“I write this sitting in the kitchen sink” begins Cassandra Mortmain, the precocious 17-year-old heroine narrating this coming-of-age novel as her journal. If the opening line didn’t warm your cockles, then this entry ought to do the trick: "I feel rather like a mosquito in a nudist camp; I know what I ought to do, but I don't know where to begin." The first novel of Dodie Smith, best known for One Hundred and One Dalmatians, is the baked equivalent of a fudgy brownie. Warm, irresistible and just a bit nutty.
Set in the 1930s, Cassandra’s home is a crumbling old castle in the English countryside where she lives with her bohemian family. Their financial situation is somewhat dire, but the arrival of two wealthy American brothers to the neighbouring estate turns Cassandra’s life upside down and her heart alight.

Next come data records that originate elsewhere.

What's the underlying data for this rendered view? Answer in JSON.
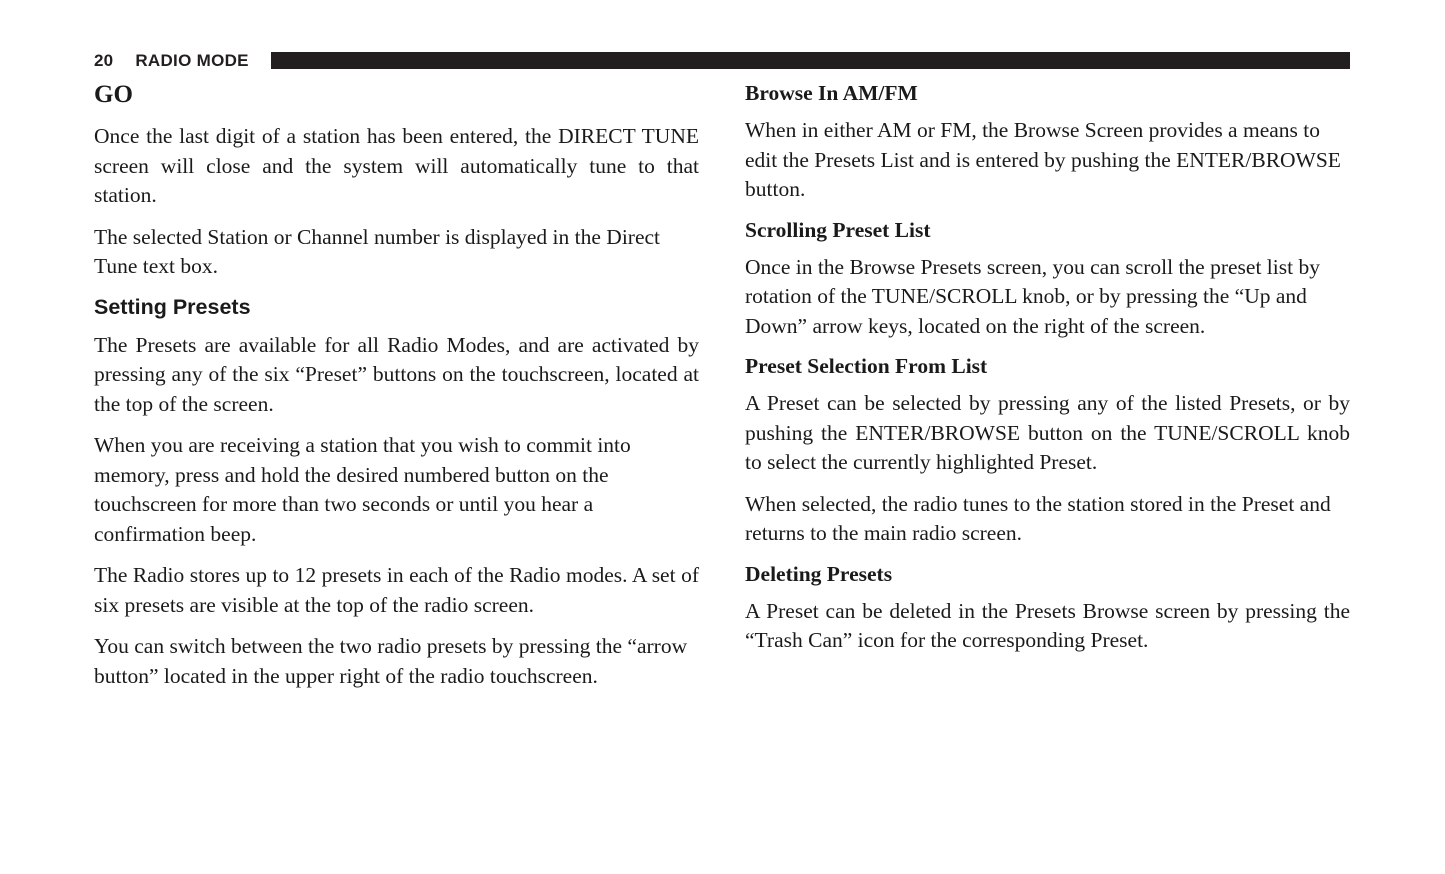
{
  "header": {
    "page_number": "20",
    "title": "RADIO MODE",
    "rule_color": "#231f20"
  },
  "left_column": {
    "heading_go": "GO",
    "p1": "Once the last digit of a station has been entered, the DIRECT TUNE screen will close and the system will automatically tune to that station.",
    "p2": "The selected Station or Channel number is displayed in the Direct Tune text box.",
    "heading_setting_presets": "Setting Presets",
    "p3": "The Presets are available for all Radio Modes, and are activated by pressing any of the six “Preset” buttons on the touchscreen, located at the top of the screen.",
    "p4": "When you are receiving a station that you wish to commit into memory, press and hold the desired numbered button on the touchscreen for more than two seconds or until you hear a confirmation beep.",
    "p5": "The Radio stores up to 12 presets in each of the Radio modes. A set of six presets are visible at the top of the radio screen.",
    "p6": "You can switch between the two radio presets by pressing the “arrow button” located in the upper right of the radio touchscreen."
  },
  "right_column": {
    "heading_browse": "Browse In AM/FM",
    "p1": "When in either AM or FM, the Browse Screen provides a means to edit the Presets List and is entered by pushing the ENTER/BROWSE button.",
    "heading_scrolling": "Scrolling Preset List",
    "p2": "Once in the Browse Presets screen, you can scroll the preset list by rotation of the TUNE/SCROLL knob, or by pressing the “Up and Down” arrow keys, located on the right of the screen.",
    "heading_preset_selection": "Preset Selection From List",
    "p3": "A Preset can be selected by pressing any of the listed Presets, or by pushing the ENTER/BROWSE button on the TUNE/SCROLL knob to select the currently highlighted Preset.",
    "p4": "When selected, the radio tunes to the station stored in the Preset and returns to the main radio screen.",
    "heading_deleting": "Deleting Presets",
    "p5": "A Preset can be deleted in the Presets Browse screen by pressing the “Trash Can” icon for the corresponding Preset."
  }
}
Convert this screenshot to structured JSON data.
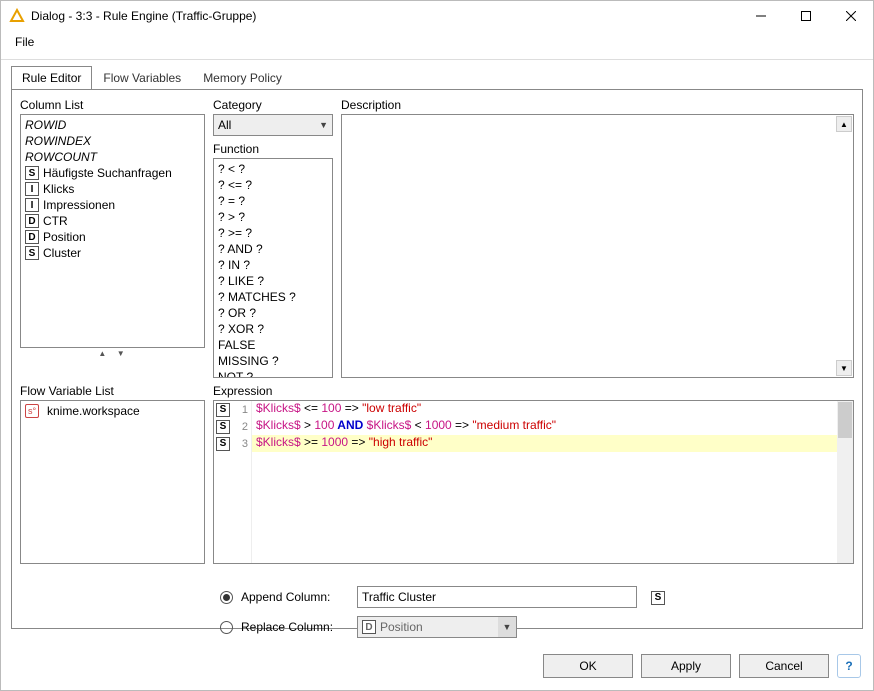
{
  "window": {
    "title": "Dialog - 3:3 - Rule Engine (Traffic-Gruppe)"
  },
  "menu": {
    "file": "File"
  },
  "tabs": {
    "rule_editor": "Rule Editor",
    "flow_variables": "Flow Variables",
    "memory_policy": "Memory Policy"
  },
  "labels": {
    "column_list": "Column List",
    "category": "Category",
    "function": "Function",
    "description": "Description",
    "flow_var_list": "Flow Variable List",
    "expression": "Expression",
    "append_column": "Append Column:",
    "replace_column": "Replace Column:"
  },
  "category_select": "All",
  "columns": {
    "rowid": "ROWID",
    "rowindex": "ROWINDEX",
    "rowcount": "ROWCOUNT",
    "list": [
      {
        "type": "S",
        "name": "Häufigste Suchanfragen"
      },
      {
        "type": "I",
        "name": "Klicks"
      },
      {
        "type": "I",
        "name": "Impressionen"
      },
      {
        "type": "D",
        "name": "CTR"
      },
      {
        "type": "D",
        "name": "Position"
      },
      {
        "type": "S",
        "name": "Cluster"
      }
    ]
  },
  "functions": [
    "? < ?",
    "? <= ?",
    "? = ?",
    "? > ?",
    "? >= ?",
    "? AND ?",
    "? IN ?",
    "? LIKE ?",
    "? MATCHES ?",
    "? OR ?",
    "? XOR ?",
    "FALSE",
    "MISSING ?",
    "NOT ?"
  ],
  "flow_vars": [
    {
      "icon": "s",
      "name": "knime.workspace"
    }
  ],
  "expression": {
    "line1": {
      "var": "$Klicks$",
      "rest1": " <= ",
      "num1": "100",
      "arrow": " => ",
      "str": "\"low traffic\""
    },
    "line2": {
      "var": "$Klicks$",
      "rest1": " > ",
      "num1": "100",
      "kw": " AND ",
      "var2": "$Klicks$",
      "rest2": " < ",
      "num2": "1000",
      "arrow": " => ",
      "str": "\"medium traffic\""
    },
    "line3": {
      "var": "$Klicks$",
      "rest1": " >= ",
      "num1": "1000",
      "arrow": " => ",
      "str": "\"high traffic\""
    }
  },
  "append_value": "Traffic Cluster",
  "replace_value": "Position",
  "replace_type": "D",
  "append_type": "S",
  "buttons": {
    "ok": "OK",
    "apply": "Apply",
    "cancel": "Cancel"
  }
}
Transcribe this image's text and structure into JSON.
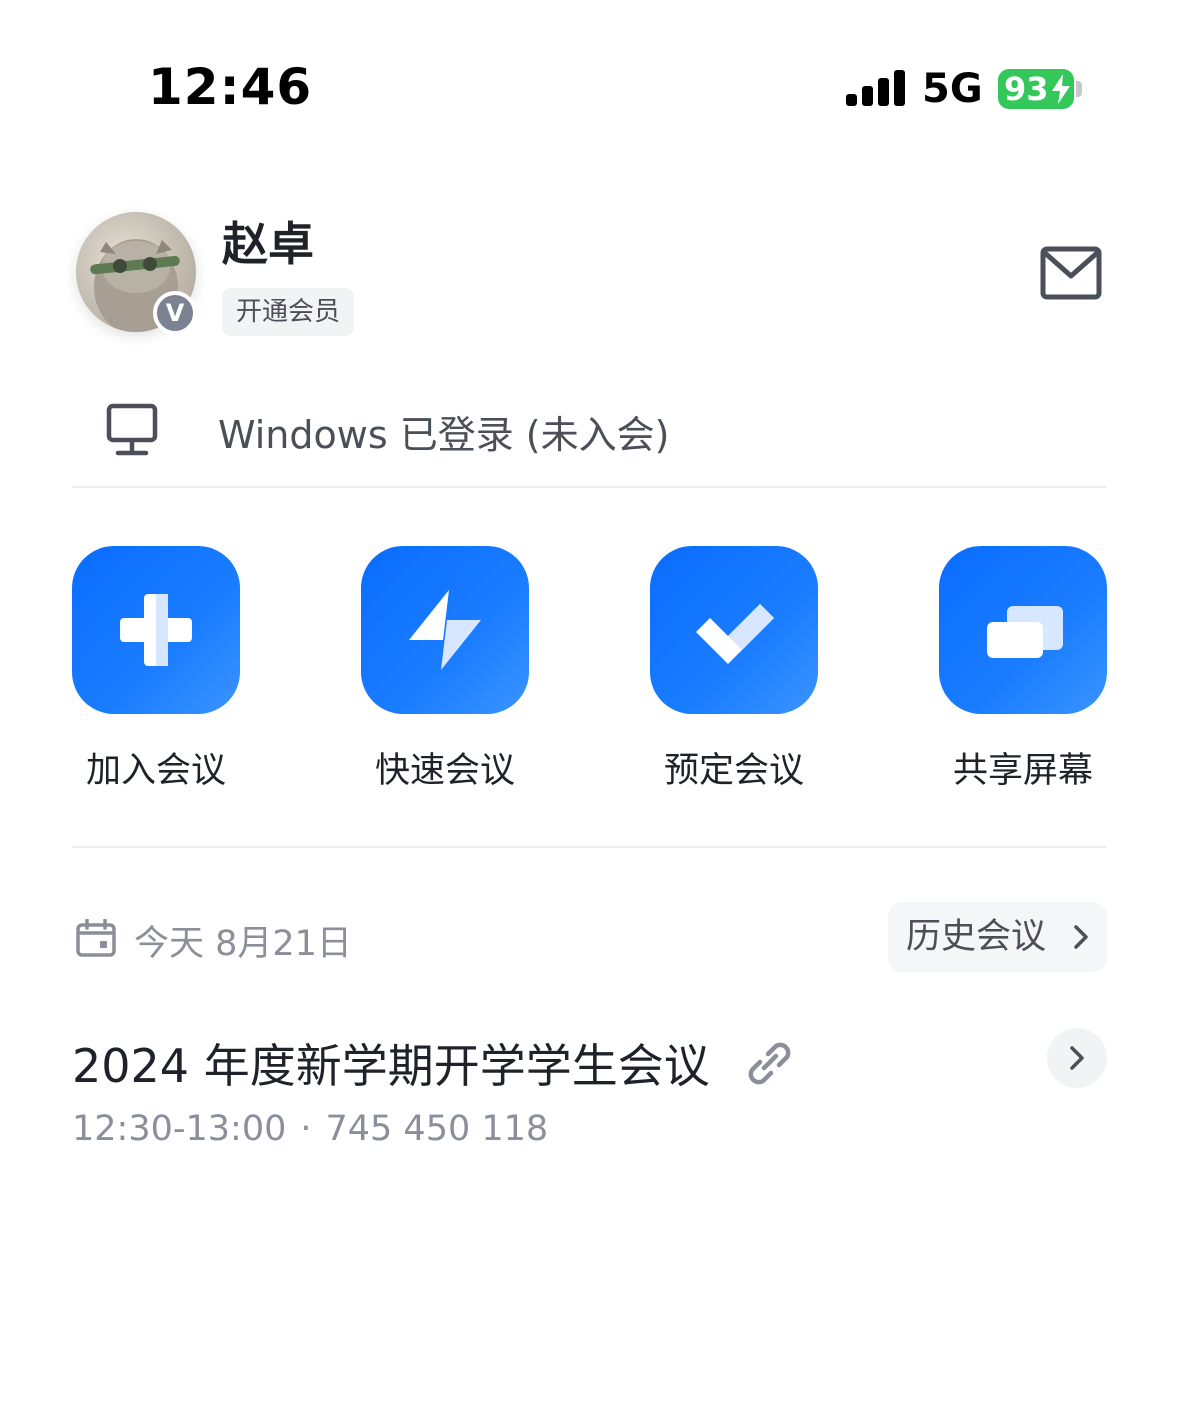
{
  "status_bar": {
    "time": "12:46",
    "network": "5G",
    "battery": "93",
    "battery_color": "#34c759"
  },
  "profile": {
    "name": "赵卓",
    "vip_badge": "V",
    "membership_label": "开通会员"
  },
  "device": {
    "status": "Windows 已登录 (未入会)",
    "icon": "monitor-icon"
  },
  "actions": [
    {
      "label": "加入会议",
      "icon": "plus-icon"
    },
    {
      "label": "快速会议",
      "icon": "lightning-icon"
    },
    {
      "label": "预定会议",
      "icon": "checkmark-icon"
    },
    {
      "label": "共享屏幕",
      "icon": "share-screen-icon"
    }
  ],
  "accent_color": "#0a6cff",
  "schedule": {
    "date_label": "今天 8月21日",
    "history_label": "历史会议"
  },
  "meetings": [
    {
      "title": "2024 年度新学期开学学生会议",
      "time": "12:30-13:00",
      "separator": "·",
      "meeting_id": "745 450 118"
    }
  ]
}
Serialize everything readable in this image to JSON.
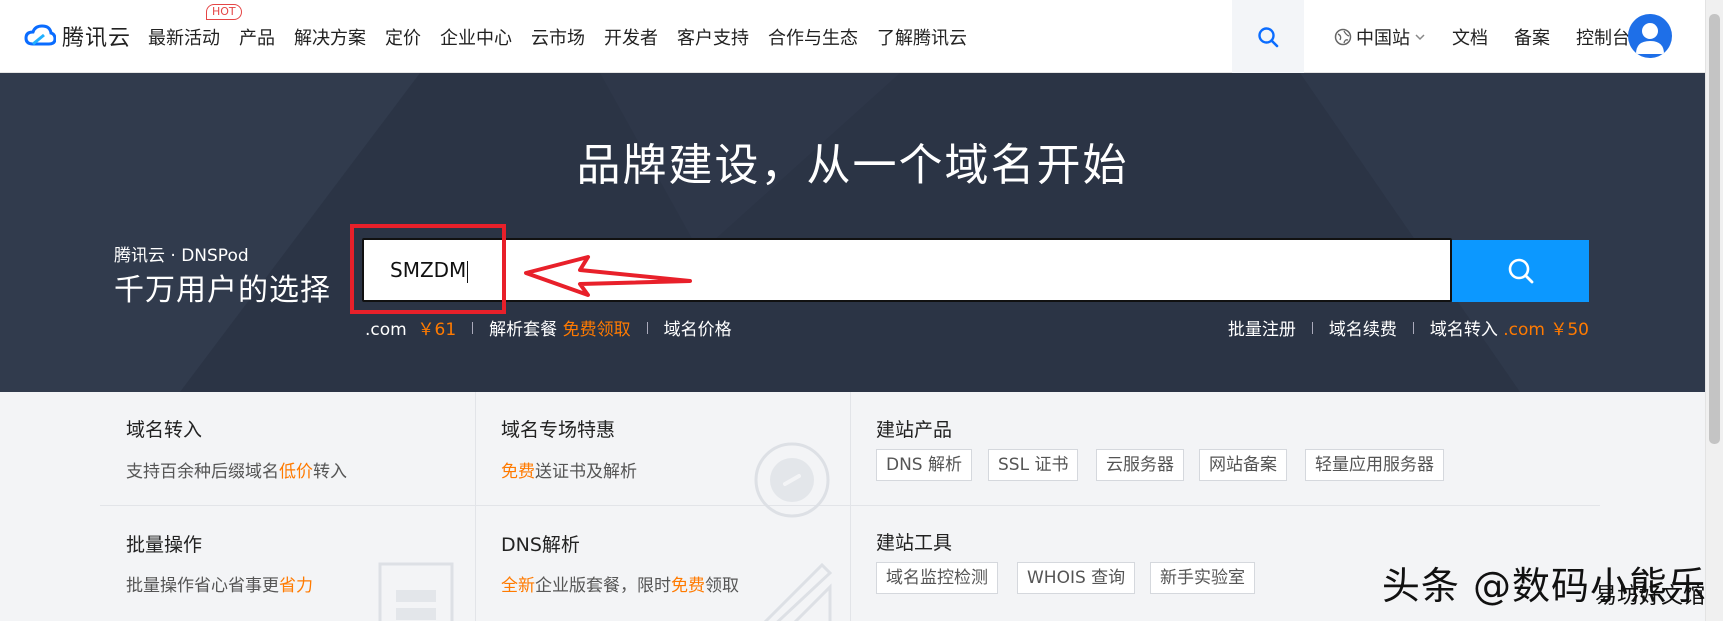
{
  "header": {
    "logo_text": "腾讯云",
    "nav": [
      "最新活动",
      "产品",
      "解决方案",
      "定价",
      "企业中心",
      "云市场",
      "开发者",
      "客户支持",
      "合作与生态",
      "了解腾讯云"
    ],
    "hot_badge": "HOT",
    "region": "中国站",
    "docs": "文档",
    "filing": "备案",
    "console": "控制台"
  },
  "hero": {
    "title": "品牌建设，从一个域名开始",
    "brand_sub": "腾讯云 · DNSPod",
    "brand_main": "千万用户的选择",
    "search_value": "SMZDM",
    "hint_left": {
      "com_label": ".com",
      "com_price": "￥61",
      "parse_label": "解析套餐",
      "parse_free": "免费领取",
      "price_link": "域名价格"
    },
    "hint_right": {
      "bulk": "批量注册",
      "renew": "域名续费",
      "transfer": "域名转入",
      "transfer_price": ".com ￥50"
    }
  },
  "lower": {
    "transfer": {
      "title": "域名转入",
      "desc_pre": "支持百余种后缀域名",
      "desc_hl": "低价",
      "desc_post": "转入"
    },
    "special": {
      "title": "域名专场特惠",
      "desc_hl": "免费",
      "desc_post": "送证书及解析"
    },
    "site_products": {
      "title": "建站产品",
      "tags": [
        "DNS 解析",
        "SSL 证书",
        "云服务器",
        "网站备案",
        "轻量应用服务器"
      ]
    },
    "bulk": {
      "title": "批量操作",
      "desc_pre": "批量操作省心省事更",
      "desc_hl": "省力"
    },
    "dns": {
      "title": "DNS解析",
      "desc_hl1": "全新",
      "desc_mid": "企业版套餐，限时",
      "desc_hl2": "免费",
      "desc_post": "领取"
    },
    "site_tools": {
      "title": "建站工具",
      "tags": [
        "域名监控检测",
        "WHOIS 查询",
        "新手实验室"
      ]
    }
  },
  "watermark": {
    "main": "头条 @数码小熊乐",
    "sub": "易坊好文馆"
  },
  "colors": {
    "accent": "#0c98ff",
    "hero_bg": "#2b3445",
    "highlight": "#ff7a00",
    "annotation": "#e8202a"
  }
}
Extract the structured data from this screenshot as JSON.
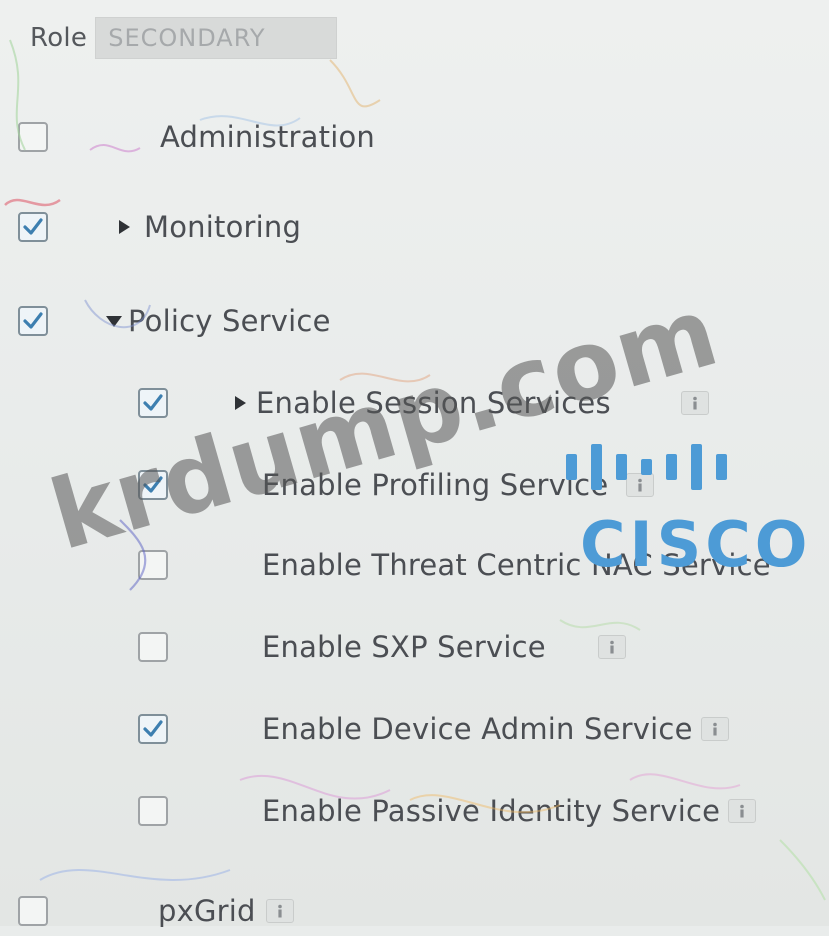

In what is surely one of the most charming tales ever published, expect themes of love, artistic expression and the clash between idealism and reality.
Read if you like mischievousness, nostalgia, Anne of Green Gables and baked goods.